When I was a little girl I believed in fairy tales. I never saw past the happy ending to think there could ever be an ugly side to love. In fairy tales the only names called were terms of endearment. The boy never told the girl she was stupid or held his arm pressed against her throat as he hissed expletives. The girl wept openly after romantic gestures, not because the boy whipped a casserole dish past her head over some perceived transgression.
And I don’t know that the girl ever had a marriage counselor ask if she had an escape plan because the boy was usually a prince on a white horse and no escape was needed.
An escape plan…those are some scary words to hear and they were a sharp contrast to the romantic images I had grown up watching on the big screen. In real life my captor wasn’t some ugly villain who would meet an ugly end making way for a happy ending. My captor was my husband.
When ugly does invade the fantasy on screen, the victims look like Julia Roberts and she has the means to fake her death and run off to some charming place that only exists in the movies where a leading man has been cast who will patiently bring back her confidence or save her from the cycle of violence.
Domestic violence isn’t something that gets wrapped up in a neat little ending nor does there seem to be any great musical soundtrack playing in the background. It isn’t about fairytales or fantasies or even love. It is about control. The control one person feels they are entitled to have over another person.
My husband spent weeks in marriage counseling explaining to the counselor all that was wrong with me. I never said a word. Not one word. I listened as my husband practically begged the therapist to help him get me in control. His control.
With each session I was sure that the therapist was looking at my husband with sympathy. As my husband recalled the time I took 45 minutes to grocery shop the fear welled up inside of me. I remembered coming home and carrying in packages from the car. My husband was sitting on the couch when I walked in. It never dawned on me that he should get up and help as I went back and forth from car to kitchen carrying bags. I just remember his stone face and the panic I felt.
The store had been crowded. Only two registers were open. There was an accident on the way home. I hit every read light. It amounted to me being out a little longer than usual but all of those reasons just sounded like excuses. He knew the truth. At least he was sure he did. It wasn’t all innocent things that added an extra 20 minutes. He was sure that I had slept with someone. Maybe it was the produce guy. Maybe it was the guy who repackaged the chopped meat that had leaked. Maybe it was just some random guy who happened to be in the store at the same time. It didn’t matter who it was. It also didn’t matter that he told me I was fat and disgusting and that no man would ever want me. When I was out for too many unaccounted minutes, I was a goddess and no man could resist the temptation that was me.
Just when I thought that the therapist was nodding sympathetically at my husband, he suggested speaking to us privately. I was afraid to feel hope. I had begun to believe the worst things about myself. But there was something about the way he asked to speak to me privately that gave me hope.

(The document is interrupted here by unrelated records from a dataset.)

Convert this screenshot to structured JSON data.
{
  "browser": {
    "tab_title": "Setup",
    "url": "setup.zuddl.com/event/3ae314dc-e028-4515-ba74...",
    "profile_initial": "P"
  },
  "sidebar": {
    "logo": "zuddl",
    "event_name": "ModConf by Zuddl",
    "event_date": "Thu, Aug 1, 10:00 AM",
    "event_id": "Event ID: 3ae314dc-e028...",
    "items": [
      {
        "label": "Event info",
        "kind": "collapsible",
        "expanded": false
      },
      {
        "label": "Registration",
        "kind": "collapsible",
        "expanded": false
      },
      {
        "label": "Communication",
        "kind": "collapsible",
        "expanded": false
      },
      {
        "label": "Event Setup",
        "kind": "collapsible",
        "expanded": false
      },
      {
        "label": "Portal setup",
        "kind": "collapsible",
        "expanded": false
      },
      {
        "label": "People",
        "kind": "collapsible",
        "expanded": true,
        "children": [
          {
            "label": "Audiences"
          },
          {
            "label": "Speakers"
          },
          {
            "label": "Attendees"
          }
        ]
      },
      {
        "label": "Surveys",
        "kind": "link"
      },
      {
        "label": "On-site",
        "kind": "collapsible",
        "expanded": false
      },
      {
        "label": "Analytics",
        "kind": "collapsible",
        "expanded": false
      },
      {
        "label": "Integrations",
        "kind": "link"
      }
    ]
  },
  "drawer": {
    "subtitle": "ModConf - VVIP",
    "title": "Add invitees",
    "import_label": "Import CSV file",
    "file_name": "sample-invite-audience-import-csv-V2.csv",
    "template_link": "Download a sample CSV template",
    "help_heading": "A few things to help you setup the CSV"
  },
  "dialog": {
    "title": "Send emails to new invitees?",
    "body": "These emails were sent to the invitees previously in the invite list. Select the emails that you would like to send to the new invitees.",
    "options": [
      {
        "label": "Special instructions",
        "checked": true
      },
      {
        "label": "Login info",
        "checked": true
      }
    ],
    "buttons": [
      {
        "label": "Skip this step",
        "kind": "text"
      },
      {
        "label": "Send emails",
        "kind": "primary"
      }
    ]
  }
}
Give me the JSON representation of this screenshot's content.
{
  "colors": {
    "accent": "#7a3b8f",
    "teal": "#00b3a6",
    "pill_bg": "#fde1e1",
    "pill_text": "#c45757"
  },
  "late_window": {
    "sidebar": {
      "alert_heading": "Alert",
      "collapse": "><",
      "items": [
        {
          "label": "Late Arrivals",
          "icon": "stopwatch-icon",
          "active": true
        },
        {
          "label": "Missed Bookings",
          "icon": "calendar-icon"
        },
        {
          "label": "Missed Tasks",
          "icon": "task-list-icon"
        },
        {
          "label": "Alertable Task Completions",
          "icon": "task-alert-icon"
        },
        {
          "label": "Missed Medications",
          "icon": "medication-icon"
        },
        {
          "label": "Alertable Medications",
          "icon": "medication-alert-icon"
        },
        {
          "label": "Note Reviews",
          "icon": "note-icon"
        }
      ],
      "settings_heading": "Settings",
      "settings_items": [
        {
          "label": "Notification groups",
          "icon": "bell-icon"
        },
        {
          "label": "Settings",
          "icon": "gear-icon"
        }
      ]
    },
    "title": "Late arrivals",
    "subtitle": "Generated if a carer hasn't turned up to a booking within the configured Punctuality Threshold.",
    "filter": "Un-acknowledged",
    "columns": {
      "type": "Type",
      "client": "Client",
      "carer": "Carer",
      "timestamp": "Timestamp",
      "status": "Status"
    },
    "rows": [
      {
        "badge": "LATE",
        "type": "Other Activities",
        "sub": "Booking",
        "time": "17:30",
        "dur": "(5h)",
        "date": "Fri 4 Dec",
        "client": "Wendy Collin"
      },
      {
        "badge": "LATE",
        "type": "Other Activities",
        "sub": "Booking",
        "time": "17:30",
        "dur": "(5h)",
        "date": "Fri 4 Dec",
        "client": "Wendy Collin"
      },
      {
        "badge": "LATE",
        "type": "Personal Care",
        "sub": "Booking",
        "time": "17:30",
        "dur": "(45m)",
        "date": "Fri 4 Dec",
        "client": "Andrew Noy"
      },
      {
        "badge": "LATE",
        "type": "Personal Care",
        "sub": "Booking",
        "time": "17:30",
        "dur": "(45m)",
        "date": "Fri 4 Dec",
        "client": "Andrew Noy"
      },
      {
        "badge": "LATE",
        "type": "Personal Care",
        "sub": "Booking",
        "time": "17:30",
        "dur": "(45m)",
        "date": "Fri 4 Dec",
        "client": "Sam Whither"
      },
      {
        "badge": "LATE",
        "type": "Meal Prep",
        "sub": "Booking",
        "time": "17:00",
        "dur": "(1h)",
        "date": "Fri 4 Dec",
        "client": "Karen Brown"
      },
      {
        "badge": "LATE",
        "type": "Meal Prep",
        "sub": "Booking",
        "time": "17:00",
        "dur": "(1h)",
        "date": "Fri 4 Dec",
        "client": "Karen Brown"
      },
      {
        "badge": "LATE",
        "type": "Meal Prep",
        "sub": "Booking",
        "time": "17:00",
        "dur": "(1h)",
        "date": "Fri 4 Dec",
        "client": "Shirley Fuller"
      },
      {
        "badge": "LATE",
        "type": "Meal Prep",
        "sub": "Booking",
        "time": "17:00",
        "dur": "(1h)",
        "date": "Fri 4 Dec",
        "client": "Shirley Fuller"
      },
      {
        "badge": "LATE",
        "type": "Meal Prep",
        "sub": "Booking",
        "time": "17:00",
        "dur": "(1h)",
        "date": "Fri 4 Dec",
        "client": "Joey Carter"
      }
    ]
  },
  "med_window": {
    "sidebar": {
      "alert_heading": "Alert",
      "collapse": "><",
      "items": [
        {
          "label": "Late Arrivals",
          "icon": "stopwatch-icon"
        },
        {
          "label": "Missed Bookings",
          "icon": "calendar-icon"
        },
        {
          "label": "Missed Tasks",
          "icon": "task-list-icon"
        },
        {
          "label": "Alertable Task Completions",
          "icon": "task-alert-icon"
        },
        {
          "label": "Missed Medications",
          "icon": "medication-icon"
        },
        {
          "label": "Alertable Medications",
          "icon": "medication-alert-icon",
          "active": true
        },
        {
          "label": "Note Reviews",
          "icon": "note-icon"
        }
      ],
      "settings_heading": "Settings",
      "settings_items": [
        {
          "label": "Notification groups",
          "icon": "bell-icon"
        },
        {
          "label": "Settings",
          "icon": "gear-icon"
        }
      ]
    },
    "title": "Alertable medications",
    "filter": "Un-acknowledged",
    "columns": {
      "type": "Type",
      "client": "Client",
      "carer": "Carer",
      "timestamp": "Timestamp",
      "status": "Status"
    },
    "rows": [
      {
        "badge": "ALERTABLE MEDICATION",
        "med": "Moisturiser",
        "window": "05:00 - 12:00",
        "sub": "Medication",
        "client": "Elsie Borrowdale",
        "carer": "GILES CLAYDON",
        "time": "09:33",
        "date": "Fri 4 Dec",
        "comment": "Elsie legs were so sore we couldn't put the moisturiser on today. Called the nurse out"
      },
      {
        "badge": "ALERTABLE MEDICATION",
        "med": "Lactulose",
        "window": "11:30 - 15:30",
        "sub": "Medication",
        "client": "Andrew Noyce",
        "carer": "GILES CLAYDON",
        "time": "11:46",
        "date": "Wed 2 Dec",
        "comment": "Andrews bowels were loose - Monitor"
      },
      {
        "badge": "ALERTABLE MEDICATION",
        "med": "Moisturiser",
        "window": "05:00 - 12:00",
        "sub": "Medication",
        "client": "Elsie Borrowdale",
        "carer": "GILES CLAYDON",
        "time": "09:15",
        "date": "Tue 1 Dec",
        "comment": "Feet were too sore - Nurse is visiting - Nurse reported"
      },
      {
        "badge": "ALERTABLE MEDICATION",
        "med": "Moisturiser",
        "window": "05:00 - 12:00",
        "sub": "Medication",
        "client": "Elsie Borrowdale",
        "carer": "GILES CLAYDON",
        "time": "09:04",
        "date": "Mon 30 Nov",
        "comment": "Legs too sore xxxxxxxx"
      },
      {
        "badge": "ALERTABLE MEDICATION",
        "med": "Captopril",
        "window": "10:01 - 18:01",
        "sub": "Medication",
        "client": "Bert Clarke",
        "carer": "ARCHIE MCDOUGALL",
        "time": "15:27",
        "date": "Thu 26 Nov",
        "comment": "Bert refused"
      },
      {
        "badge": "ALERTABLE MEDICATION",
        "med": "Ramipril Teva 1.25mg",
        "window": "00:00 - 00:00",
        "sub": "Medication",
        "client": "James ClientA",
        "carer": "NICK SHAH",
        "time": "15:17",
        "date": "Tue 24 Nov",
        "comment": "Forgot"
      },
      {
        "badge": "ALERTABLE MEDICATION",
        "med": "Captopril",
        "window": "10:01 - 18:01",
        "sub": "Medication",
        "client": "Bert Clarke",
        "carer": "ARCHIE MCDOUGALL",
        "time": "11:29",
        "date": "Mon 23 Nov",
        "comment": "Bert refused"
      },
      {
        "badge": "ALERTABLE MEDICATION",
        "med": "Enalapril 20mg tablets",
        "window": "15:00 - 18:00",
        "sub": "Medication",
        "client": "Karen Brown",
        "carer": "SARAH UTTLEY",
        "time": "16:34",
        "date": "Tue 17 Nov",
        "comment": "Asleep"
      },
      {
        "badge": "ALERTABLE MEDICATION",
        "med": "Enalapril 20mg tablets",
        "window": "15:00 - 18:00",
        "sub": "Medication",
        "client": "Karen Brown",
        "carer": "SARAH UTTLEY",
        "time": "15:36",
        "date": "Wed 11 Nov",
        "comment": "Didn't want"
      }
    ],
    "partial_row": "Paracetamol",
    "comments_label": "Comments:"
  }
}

My husband left the counseling session that day and never went back. He was sure that the therapist was in love with me. It was more proof that I was a slutty seductress. In my husband’s fantasy, the therapist would be pushing all of his things off of the desk and making it our own private love nest. Maybe I wasn’t the one who watched too many movies.
I finally got my 45 minutes alone with my marriage counselor and he worked fast. He spoke of the importance of an escape plan, a husband who was a police officer and even more scarily, his access to a firearm. Forget the fairy tales. I was the star of my own horror movie.
Peggy is a mom and student at The CUNY School of Professional Studies. Peggy hopes to change the perceptions about what a victim looks like as well as raise awareness about domestic violence. Peggy believes it is possible to break the cycle.